====== Given information
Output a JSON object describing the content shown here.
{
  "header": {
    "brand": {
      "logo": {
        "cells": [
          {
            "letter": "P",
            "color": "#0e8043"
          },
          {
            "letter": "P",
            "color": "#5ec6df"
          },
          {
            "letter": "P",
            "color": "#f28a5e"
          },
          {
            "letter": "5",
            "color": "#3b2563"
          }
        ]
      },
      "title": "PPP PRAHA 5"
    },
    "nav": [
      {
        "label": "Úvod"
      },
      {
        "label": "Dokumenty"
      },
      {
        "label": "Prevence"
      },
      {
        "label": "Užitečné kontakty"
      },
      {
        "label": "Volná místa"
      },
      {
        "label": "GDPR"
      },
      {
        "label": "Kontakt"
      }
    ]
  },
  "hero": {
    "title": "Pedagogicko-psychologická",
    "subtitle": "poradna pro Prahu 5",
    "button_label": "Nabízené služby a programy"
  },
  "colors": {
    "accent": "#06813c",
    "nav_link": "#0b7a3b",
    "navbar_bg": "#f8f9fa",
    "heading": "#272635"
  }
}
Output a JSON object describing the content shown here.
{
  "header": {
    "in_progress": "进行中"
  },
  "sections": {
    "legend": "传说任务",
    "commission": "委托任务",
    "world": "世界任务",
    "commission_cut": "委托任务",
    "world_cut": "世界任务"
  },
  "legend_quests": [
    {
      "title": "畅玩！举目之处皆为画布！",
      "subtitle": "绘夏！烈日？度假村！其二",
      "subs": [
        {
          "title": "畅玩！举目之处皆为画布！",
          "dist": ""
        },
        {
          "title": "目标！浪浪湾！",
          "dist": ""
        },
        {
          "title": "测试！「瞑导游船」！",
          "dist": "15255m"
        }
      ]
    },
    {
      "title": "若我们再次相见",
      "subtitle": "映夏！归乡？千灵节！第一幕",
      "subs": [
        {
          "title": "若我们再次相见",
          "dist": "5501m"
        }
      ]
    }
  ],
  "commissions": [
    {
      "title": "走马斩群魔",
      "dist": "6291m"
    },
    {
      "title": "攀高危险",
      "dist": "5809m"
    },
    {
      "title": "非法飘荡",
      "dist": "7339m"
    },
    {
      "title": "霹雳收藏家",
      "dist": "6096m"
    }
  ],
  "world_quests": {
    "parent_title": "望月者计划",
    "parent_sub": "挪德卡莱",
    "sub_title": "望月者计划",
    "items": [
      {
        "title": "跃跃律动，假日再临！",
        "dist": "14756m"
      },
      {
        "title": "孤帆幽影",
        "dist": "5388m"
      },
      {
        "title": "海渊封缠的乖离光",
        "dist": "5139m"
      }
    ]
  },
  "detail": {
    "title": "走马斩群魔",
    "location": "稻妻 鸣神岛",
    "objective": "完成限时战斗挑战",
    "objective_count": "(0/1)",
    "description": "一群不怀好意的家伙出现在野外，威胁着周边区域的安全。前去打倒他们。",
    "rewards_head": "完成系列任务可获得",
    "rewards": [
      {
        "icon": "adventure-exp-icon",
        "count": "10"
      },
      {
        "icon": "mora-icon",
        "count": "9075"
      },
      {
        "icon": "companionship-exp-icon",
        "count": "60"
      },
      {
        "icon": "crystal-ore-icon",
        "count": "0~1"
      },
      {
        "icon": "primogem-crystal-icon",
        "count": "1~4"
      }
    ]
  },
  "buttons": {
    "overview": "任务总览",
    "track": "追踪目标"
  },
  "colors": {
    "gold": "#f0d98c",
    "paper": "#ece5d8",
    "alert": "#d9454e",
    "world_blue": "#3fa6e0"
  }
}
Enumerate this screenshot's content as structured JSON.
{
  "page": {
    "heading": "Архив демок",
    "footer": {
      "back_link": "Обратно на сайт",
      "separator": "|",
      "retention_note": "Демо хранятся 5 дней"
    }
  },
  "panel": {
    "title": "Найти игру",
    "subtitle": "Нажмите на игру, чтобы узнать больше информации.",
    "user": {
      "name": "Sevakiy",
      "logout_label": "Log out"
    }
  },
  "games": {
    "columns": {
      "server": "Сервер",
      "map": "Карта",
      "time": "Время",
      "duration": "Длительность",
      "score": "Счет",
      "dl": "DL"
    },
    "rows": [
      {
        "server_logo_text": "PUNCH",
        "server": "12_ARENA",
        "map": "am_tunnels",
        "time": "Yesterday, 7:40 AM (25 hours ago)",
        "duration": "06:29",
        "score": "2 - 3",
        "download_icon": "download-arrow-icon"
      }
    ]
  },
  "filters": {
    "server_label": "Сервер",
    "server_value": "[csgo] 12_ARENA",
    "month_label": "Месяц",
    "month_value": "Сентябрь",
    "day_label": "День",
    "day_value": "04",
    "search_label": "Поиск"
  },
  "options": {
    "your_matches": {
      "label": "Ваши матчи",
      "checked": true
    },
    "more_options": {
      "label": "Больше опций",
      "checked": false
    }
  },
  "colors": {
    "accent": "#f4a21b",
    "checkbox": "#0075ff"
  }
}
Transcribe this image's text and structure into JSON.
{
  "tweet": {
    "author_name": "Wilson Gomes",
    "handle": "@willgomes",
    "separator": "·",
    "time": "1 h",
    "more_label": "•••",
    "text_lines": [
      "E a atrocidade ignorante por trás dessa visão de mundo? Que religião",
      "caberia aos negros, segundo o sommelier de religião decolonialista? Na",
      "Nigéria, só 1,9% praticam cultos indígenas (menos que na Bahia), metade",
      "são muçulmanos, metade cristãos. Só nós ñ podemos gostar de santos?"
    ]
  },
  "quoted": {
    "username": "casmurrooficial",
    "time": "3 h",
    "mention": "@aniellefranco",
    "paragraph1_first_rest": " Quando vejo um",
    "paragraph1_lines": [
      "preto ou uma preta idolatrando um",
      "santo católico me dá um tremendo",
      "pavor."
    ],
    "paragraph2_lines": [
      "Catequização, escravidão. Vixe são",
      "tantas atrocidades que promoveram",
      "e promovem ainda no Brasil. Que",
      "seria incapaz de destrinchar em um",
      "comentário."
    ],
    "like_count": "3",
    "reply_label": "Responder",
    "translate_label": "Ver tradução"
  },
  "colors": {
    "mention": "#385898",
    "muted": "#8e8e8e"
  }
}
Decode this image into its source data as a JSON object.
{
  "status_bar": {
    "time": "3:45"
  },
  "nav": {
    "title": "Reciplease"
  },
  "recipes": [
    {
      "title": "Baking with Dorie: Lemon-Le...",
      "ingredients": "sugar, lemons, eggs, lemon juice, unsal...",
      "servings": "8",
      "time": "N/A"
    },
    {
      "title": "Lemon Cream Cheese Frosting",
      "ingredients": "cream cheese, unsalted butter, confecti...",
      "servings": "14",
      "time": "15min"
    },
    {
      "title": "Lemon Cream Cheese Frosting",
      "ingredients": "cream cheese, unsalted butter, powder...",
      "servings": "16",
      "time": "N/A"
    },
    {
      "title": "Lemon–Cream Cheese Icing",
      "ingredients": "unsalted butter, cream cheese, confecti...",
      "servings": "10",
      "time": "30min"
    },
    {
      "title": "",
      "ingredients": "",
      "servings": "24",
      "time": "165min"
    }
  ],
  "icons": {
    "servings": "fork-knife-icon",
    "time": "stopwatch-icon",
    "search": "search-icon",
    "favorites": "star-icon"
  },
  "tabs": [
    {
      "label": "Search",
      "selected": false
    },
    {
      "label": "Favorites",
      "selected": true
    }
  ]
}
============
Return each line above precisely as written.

Solution
Output a JSON object describing the content shown here.
{
  "header": {
    "brand": {
      "logo": {
        "cells": [
          {
            "letter": "P",
            "color": "#0e8043"
          },
          {
            "letter": "P",
            "color": "#5ec6df"
          },
          {
            "letter": "P",
            "color": "#f28a5e"
          },
          {
            "letter": "5",
            "color": "#3b2563"
          }
        ]
      },
      "title": "PPP PRAHA 5"
    },
    "nav": [
      {
        "label": "Úvod"
      },
      {
        "label": "Dokumenty"
      },
      {
        "label": "Prevence"
      },
      {
        "label": "Užitečné kontakty"
      },
      {
        "label": "Volná místa"
      },
      {
        "label": "GDPR"
      },
      {
        "label": "Kontakt"
      }
    ]
  },
  "hero": {
    "title": "Pedagogicko-psychologická",
    "subtitle": "poradna pro Prahu 5",
    "button_label": "Nabízené služby a programy"
  },
  "colors": {
    "accent": "#06813c",
    "nav_link": "#0b7a3b",
    "navbar_bg": "#f8f9fa",
    "heading": "#272635"
  }
}
Output a JSON object describing the content shown here.
{
  "header": {
    "in_progress": "进行中"
  },
  "sections": {
    "legend": "传说任务",
    "commission": "委托任务",
    "world": "世界任务",
    "commission_cut": "委托任务",
    "world_cut": "世界任务"
  },
  "legend_quests": [
    {
      "title": "畅玩！举目之处皆为画布！",
      "subtitle": "绘夏！烈日？度假村！其二",
      "subs": [
        {
          "title": "畅玩！举目之处皆为画布！",
          "dist": ""
        },
        {
          "title": "目标！浪浪湾！",
          "dist": ""
        },
        {
          "title": "测试！「瞑导游船」！",
          "dist": "15255m"
        }
      ]
    },
    {
      "title": "若我们再次相见",
      "subtitle": "映夏！归乡？千灵节！第一幕",
      "subs": [
        {
          "title": "若我们再次相见",
          "dist": "5501m"
        }
      ]
    }
  ],
  "commissions": [
    {
      "title": "走马斩群魔",
      "dist": "6291m"
    },
    {
      "title": "攀高危险",
      "dist": "5809m"
    },
    {
      "title": "非法飘荡",
      "dist": "7339m"
    },
    {
      "title": "霹雳收藏家",
      "dist": "6096m"
    }
  ],
  "world_quests": {
    "parent_title": "望月者计划",
    "parent_sub": "挪德卡莱",
    "sub_title": "望月者计划",
    "items": [
      {
        "title": "跃跃律动，假日再临！",
        "dist": "14756m"
      },
      {
        "title": "孤帆幽影",
        "dist": "5388m"
      },
      {
        "title": "海渊封缠的乖离光",
        "dist": "5139m"
      }
    ]
  },
  "detail": {
    "title": "走马斩群魔",
    "location": "稻妻 鸣神岛",
    "objective": "完成限时战斗挑战",
    "objective_count": "(0/1)",
    "description": "一群不怀好意的家伙出现在野外，威胁着周边区域的安全。前去打倒他们。",
    "rewards_head": "完成系列任务可获得",
    "rewards": [
      {
        "icon": "adventure-exp-icon",
        "count": "10"
      },
      {
        "icon": "mora-icon",
        "count": "9075"
      },
      {
        "icon": "companionship-exp-icon",
        "count": "60"
      },
      {
        "icon": "crystal-ore-icon",
        "count": "0~1"
      },
      {
        "icon": "primogem-crystal-icon",
        "count": "1~4"
      }
    ]
  },
  "buttons": {
    "overview": "任务总览",
    "track": "追踪目标"
  },
  "colors": {
    "gold": "#f0d98c",
    "paper": "#ece5d8",
    "alert": "#d9454e",
    "world_blue": "#3fa6e0"
  }
}
Enumerate this screenshot's content as structured JSON.
{
  "page": {
    "heading": "Архив демок",
    "footer": {
      "back_link": "Обратно на сайт",
      "separator": "|",
      "retention_note": "Демо хранятся 5 дней"
    }
  },
  "panel": {
    "title": "Найти игру",
    "subtitle": "Нажмите на игру, чтобы узнать больше информации.",
    "user": {
      "name": "Sevakiy",
      "logout_label": "Log out"
    }
  },
  "games": {
    "columns": {
      "server": "Сервер",
      "map": "Карта",
      "time": "Время",
      "duration": "Длительность",
      "score": "Счет",
      "dl": "DL"
    },
    "rows": [
      {
        "server_logo_text": "PUNCH",
        "server": "12_ARENA",
        "map": "am_tunnels",
        "time": "Yesterday, 7:40 AM (25 hours ago)",
        "duration": "06:29",
        "score": "2 - 3",
        "download_icon": "download-arrow-icon"
      }
    ]
  },
  "filters": {
    "server_label": "Сервер",
    "server_value": "[csgo] 12_ARENA",
    "month_label": "Месяц",
    "month_value": "Сентябрь",
    "day_label": "День",
    "day_value": "04",
    "search_label": "Поиск"
  },
  "options": {
    "your_matches": {
      "label": "Ваши матчи",
      "checked": true
    },
    "more_options": {
      "label": "Больше опций",
      "checked": false
    }
  },
  "colors": {
    "accent": "#f4a21b",
    "checkbox": "#0075ff"
  }
}
Transcribe this image's text and structure into JSON.
{
  "tweet": {
    "author_name": "Wilson Gomes",
    "handle": "@willgomes",
    "separator": "·",
    "time": "1 h",
    "more_label": "•••",
    "text_lines": [
      "E a atrocidade ignorante por trás dessa visão de mundo? Que religião",
      "caberia aos negros, segundo o sommelier de religião decolonialista? Na",
      "Nigéria, só 1,9% praticam cultos indígenas (menos que na Bahia), metade",
      "são muçulmanos, metade cristãos. Só nós ñ podemos gostar de santos?"
    ]
  },
  "quoted": {
    "username": "casmurrooficial",
    "time": "3 h",
    "mention": "@aniellefranco",
    "paragraph1_first_rest": " Quando vejo um",
    "paragraph1_lines": [
      "preto ou uma preta idolatrando um",
      "santo católico me dá um tremendo",
      "pavor."
    ],
    "paragraph2_lines": [
      "Catequização, escravidão. Vixe são",
      "tantas atrocidades que promoveram",
      "e promovem ainda no Brasil. Que",
      "seria incapaz de destrinchar em um",
      "comentário."
    ],
    "like_count": "3",
    "reply_label": "Responder",
    "translate_label": "Ver tradução"
  },
  "colors": {
    "mention": "#385898",
    "muted": "#8e8e8e"
  }
}
Decode this image into its source data as a JSON object.
{
  "status_bar": {
    "time": "3:45"
  },
  "nav": {
    "title": "Reciplease"
  },
  "recipes": [
    {
      "title": "Baking with Dorie: Lemon-Le...",
      "ingredients": "sugar, lemons, eggs, lemon juice, unsal...",
      "servings": "8",
      "time": "N/A"
    },
    {
      "title": "Lemon Cream Cheese Frosting",
      "ingredients": "cream cheese, unsalted butter, confecti...",
      "servings": "14",
      "time": "15min"
    },
    {
      "title": "Lemon Cream Cheese Frosting",
      "ingredients": "cream cheese, unsalted butter, powder...",
      "servings": "16",
      "time": "N/A"
    },
    {
      "title": "Lemon–Cream Cheese Icing",
      "ingredients": "unsalted butter, cream cheese, confecti...",
      "servings": "10",
      "time": "30min"
    },
    {
      "title": "",
      "ingredients": "",
      "servings": "24",
      "time": "165min"
    }
  ],
  "icons": {
    "servings": "fork-knife-icon",
    "time": "stopwatch-icon",
    "search": "search-icon",
    "favorites": "star-icon"
  },
  "tabs": [
    {
      "label": "Search",
      "selected": false
    },
    {
      "label": "Favorites",
      "selected": true
    }
  ]
}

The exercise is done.